LHRP: Rzepczynski, Solis, Perez

Monday, October 03, 2016

Pick the playoffs

Let's get crazy

Giants over Mets

Dodgers over Nats
Cubs over Giants

Cubs over Dodgers

Blue Jays over Orioles

Indians over Red Sox
Blue Jays over Rangers

Blue Jays over Indians

Cubs over Blue Jays

I can't pick against Bumgarner in a one game. I think the Nats are falling apart at the wrong time (but will still take LA to 5). I think the Cubs are just clearly better than the Giants, especially if Bumgarner can't go 3 games. I think the Dodgers can overcome a game of Gio but not two of Lester. 

AL wise- here's the thing. I pick Wild Card by starter. We don't know the AL starters, do we? Until we have that info, I go with what I know. In general Toronto's starters are better than Baltimore's. Toronto is at home. After that I like the Sox bullpen to blow something and Cleveland is the best team they will likely face. The Rangers are more lucky than good, which can totally keep happening, I'm just not going to bet on it. So that leaves me with the made for TV final of Toronto and Cleveland, which I don't have a strong opinion on, but I'll pick against the whole Cubs vs "Believeland" storyline because that may kill me. 

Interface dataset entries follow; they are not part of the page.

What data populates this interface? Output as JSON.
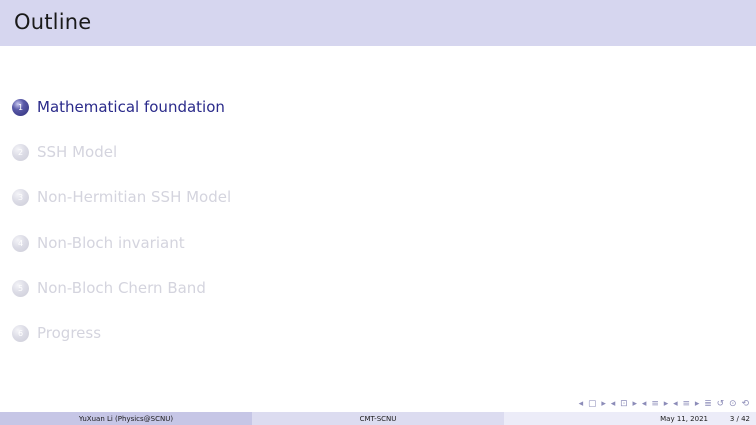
{
  "slide": {
    "title": "Outline"
  },
  "outline": {
    "items": [
      {
        "number": "1",
        "label": "Mathematical foundation",
        "active": true
      },
      {
        "number": "2",
        "label": "SSH Model",
        "active": false
      },
      {
        "number": "3",
        "label": "Non-Hermitian SSH Model",
        "active": false
      },
      {
        "number": "4",
        "label": "Non-Bloch invariant",
        "active": false
      },
      {
        "number": "5",
        "label": "Non-Bloch Chern Band",
        "active": false
      },
      {
        "number": "6",
        "label": "Progress",
        "active": false
      }
    ]
  },
  "navigation": {
    "symbols": "◂ ▢ ▸ ◂ ⊡ ▸ ◂ ≡ ▸ ◂ ≡ ▸ ≣ ↺ ⊙ ⟲"
  },
  "footer": {
    "author": "YuXuan Li (Physics@SCNU)",
    "institute": "CMT-SCNU",
    "date": "May 11, 2021",
    "page": "3 / 42"
  },
  "colors": {
    "title_bar": "#d6d6ef",
    "active_text": "#2a2a8a",
    "dim_text": "#d4d4de",
    "footer_left": "#c6c6e6",
    "footer_mid": "#dcdcf0",
    "footer_right": "#ececf8"
  }
}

For contrast my rooting interests go something like : 

Blue Jays
Red Sox

I get really torn on the Orioles because I want Buck to get his ring but any AL East team wins and as a Yankee fan I find them to get super super annoying. Sometimes I have them over the Dodgers, who I have a mild desire to see them win in the Vin retires year, and sometimes below the Rangers who I have like no feelings for. 

A rooting interest playoffs would go 

Mets over Giants

Nats over Dodgers
Cubs over Mets

Nats over Cubs

Orioles over Blue Jays

Indians over Red Sox 
Orioles over Rangers / Rangers over Orioles (like I said - not sure)

Indians over whoever

Nats over Indians

Let's get this going!